• [Task directions] Among the lines below, how many have the word "this"? The reply is that number alone.

Stored items from a collection
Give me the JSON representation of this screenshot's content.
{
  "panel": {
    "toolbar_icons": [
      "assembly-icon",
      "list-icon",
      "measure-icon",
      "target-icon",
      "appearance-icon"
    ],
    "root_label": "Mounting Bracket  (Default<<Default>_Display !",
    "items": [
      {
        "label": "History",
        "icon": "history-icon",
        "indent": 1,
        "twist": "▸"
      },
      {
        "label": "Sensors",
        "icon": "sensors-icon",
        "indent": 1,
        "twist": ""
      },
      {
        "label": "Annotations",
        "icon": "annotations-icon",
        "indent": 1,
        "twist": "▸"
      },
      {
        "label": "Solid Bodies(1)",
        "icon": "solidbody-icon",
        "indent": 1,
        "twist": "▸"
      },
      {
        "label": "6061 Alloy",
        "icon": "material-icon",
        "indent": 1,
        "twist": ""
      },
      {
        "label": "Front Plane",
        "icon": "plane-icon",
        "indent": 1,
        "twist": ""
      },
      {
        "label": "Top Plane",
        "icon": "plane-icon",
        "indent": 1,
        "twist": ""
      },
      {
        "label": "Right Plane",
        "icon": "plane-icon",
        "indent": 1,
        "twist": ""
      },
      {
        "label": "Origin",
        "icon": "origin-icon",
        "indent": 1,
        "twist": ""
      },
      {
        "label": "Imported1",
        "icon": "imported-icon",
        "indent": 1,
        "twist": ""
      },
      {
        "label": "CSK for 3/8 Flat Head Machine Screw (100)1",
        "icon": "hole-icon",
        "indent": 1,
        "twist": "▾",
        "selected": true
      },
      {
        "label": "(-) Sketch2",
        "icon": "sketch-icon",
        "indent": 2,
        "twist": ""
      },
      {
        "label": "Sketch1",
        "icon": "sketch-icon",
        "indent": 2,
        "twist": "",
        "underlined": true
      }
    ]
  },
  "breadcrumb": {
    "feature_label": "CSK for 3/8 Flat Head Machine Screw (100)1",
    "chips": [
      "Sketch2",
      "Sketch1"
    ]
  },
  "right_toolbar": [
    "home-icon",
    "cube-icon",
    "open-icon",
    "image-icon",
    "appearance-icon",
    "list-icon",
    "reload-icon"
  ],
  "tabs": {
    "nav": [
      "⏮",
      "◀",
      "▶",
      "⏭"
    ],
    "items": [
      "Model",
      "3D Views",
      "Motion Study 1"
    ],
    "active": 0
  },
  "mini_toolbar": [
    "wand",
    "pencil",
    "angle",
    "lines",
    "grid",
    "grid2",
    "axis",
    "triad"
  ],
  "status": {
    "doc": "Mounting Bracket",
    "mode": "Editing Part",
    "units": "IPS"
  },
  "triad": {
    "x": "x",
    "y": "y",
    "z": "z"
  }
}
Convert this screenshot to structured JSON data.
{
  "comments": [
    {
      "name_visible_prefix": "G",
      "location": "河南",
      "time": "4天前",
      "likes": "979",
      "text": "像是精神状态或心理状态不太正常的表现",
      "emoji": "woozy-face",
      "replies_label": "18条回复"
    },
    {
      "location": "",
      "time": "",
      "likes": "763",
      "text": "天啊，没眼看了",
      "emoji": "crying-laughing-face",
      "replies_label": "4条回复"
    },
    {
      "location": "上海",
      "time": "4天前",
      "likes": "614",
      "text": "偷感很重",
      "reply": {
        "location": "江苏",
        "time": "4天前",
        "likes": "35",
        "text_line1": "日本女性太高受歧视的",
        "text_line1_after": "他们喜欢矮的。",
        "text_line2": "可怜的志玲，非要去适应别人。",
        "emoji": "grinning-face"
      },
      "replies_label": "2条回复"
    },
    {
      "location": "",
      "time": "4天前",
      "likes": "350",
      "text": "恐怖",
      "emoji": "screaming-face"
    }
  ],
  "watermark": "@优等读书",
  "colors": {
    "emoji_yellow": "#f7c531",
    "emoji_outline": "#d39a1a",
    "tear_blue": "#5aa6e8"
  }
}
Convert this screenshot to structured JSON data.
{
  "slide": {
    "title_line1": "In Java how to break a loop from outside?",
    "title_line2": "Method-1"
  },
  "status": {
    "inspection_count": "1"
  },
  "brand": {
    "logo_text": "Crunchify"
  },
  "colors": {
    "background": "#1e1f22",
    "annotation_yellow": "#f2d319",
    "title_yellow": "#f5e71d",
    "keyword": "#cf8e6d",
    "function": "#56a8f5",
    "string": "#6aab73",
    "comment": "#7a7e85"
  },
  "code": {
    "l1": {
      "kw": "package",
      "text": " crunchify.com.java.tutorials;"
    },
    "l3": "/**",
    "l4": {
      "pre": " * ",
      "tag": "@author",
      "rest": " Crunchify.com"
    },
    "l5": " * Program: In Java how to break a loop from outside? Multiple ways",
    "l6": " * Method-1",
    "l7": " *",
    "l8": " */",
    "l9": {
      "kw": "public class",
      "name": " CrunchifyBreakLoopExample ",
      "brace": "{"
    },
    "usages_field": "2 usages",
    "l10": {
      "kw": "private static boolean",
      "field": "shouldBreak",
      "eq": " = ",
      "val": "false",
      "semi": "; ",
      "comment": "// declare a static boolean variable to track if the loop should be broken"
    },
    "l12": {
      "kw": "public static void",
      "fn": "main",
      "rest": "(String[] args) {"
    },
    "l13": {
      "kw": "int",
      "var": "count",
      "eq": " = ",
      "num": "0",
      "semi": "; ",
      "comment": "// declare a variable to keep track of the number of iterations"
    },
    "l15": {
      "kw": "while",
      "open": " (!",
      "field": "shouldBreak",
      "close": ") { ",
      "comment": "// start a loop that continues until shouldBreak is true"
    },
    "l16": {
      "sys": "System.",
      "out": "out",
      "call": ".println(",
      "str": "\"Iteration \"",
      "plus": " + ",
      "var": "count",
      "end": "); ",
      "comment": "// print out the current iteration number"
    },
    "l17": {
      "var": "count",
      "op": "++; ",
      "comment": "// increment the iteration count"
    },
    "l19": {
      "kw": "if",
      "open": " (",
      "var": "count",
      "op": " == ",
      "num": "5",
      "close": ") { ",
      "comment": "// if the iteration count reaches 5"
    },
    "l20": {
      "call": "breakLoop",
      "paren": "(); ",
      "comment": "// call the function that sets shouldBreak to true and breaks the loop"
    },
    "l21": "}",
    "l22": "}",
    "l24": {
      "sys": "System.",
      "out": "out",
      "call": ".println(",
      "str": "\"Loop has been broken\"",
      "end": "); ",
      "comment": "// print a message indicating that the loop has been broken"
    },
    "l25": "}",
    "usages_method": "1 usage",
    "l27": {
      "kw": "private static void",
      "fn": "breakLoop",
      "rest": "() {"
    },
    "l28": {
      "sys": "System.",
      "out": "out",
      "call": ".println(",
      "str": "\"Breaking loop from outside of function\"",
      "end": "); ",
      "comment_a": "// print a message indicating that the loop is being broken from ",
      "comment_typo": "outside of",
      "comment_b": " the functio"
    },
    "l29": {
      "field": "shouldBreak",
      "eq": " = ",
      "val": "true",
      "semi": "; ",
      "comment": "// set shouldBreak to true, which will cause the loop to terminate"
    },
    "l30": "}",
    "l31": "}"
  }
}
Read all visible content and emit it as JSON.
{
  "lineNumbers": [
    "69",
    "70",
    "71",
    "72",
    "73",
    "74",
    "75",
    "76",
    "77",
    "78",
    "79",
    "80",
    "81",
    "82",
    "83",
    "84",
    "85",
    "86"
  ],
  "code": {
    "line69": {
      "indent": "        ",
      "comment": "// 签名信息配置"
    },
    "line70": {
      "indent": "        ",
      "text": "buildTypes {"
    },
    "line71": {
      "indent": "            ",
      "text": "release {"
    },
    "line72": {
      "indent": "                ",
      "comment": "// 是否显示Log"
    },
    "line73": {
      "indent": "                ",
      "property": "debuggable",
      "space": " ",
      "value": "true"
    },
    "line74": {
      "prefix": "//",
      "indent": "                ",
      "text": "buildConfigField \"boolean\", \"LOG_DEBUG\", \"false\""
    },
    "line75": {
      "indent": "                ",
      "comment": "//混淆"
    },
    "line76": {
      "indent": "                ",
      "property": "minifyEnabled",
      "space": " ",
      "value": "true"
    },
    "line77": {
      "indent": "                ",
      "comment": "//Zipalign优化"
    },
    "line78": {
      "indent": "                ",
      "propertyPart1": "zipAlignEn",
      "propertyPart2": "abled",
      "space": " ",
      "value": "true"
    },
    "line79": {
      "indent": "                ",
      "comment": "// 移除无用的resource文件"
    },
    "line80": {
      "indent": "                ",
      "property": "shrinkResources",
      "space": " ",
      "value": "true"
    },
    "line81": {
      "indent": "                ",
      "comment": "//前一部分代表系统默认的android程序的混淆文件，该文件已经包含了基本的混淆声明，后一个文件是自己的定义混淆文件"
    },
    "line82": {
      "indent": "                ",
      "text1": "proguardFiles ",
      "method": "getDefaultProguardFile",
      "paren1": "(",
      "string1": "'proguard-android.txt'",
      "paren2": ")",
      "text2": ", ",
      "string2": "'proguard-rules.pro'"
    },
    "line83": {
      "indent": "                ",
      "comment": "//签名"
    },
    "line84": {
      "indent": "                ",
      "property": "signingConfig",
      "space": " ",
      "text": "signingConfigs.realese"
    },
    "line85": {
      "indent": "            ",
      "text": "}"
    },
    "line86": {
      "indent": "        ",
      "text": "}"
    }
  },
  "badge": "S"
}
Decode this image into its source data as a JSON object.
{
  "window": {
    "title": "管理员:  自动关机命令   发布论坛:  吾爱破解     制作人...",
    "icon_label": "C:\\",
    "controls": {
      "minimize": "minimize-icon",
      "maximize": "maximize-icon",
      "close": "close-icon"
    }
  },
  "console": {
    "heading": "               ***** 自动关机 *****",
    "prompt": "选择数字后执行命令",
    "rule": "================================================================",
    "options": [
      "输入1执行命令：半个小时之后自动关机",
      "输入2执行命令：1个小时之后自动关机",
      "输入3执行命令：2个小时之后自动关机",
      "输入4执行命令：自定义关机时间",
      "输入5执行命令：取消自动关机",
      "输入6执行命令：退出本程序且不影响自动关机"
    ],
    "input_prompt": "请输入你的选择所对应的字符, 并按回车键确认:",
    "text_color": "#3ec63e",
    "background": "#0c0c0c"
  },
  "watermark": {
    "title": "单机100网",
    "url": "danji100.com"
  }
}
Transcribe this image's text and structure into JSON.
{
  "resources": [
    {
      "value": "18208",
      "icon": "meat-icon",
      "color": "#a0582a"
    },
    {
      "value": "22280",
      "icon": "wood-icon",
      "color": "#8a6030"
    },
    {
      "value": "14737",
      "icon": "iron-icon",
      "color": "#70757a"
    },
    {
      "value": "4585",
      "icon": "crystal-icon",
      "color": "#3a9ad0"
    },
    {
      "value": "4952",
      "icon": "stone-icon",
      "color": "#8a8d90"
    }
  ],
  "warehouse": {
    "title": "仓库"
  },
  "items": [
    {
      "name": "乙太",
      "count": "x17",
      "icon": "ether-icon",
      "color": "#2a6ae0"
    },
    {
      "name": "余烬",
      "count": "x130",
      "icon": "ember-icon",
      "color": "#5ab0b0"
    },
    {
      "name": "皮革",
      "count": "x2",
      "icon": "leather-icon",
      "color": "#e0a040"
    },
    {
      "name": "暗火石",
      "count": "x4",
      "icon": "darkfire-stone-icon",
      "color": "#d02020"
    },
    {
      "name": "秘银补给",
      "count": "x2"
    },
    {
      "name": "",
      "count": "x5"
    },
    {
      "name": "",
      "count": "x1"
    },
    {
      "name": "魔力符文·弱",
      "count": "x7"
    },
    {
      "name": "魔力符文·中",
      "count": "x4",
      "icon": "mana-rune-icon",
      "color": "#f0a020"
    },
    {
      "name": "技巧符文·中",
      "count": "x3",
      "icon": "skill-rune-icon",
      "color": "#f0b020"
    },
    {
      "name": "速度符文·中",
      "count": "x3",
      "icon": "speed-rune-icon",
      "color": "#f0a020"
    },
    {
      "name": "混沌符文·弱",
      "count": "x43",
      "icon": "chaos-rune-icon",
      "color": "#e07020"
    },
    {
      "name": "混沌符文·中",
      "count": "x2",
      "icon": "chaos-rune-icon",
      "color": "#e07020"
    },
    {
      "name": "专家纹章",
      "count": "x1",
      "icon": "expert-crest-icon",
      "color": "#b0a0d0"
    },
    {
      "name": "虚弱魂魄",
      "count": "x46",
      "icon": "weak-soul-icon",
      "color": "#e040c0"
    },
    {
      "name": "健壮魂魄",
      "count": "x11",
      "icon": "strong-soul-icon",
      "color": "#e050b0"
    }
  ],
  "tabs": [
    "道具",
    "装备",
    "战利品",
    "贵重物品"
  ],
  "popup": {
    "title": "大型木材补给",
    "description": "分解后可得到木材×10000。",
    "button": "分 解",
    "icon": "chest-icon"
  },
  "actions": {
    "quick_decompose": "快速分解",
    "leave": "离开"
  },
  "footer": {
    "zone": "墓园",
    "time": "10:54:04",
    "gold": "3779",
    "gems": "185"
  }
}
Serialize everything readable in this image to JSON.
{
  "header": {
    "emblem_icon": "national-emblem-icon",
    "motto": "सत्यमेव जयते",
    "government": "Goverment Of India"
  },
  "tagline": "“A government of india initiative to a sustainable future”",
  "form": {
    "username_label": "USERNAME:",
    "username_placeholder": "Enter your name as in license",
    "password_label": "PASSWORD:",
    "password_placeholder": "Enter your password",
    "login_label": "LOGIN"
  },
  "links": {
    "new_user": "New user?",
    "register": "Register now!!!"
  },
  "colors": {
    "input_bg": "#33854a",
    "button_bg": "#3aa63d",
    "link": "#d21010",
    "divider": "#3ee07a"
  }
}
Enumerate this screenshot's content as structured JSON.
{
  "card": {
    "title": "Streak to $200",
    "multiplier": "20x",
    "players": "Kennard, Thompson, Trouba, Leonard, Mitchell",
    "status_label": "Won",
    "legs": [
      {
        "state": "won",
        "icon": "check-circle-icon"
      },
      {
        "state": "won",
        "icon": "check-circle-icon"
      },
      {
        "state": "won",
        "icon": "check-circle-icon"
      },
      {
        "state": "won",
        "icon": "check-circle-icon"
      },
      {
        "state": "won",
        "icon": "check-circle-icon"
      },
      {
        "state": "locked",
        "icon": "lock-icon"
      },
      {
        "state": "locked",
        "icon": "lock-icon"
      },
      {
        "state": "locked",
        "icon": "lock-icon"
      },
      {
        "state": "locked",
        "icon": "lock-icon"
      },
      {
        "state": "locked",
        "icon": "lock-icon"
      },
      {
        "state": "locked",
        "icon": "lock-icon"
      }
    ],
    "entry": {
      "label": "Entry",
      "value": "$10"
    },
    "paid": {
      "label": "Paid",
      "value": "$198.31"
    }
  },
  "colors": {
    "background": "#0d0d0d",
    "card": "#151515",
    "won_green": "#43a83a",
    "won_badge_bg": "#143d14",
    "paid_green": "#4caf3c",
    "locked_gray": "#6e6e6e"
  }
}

• [Exercise output] 7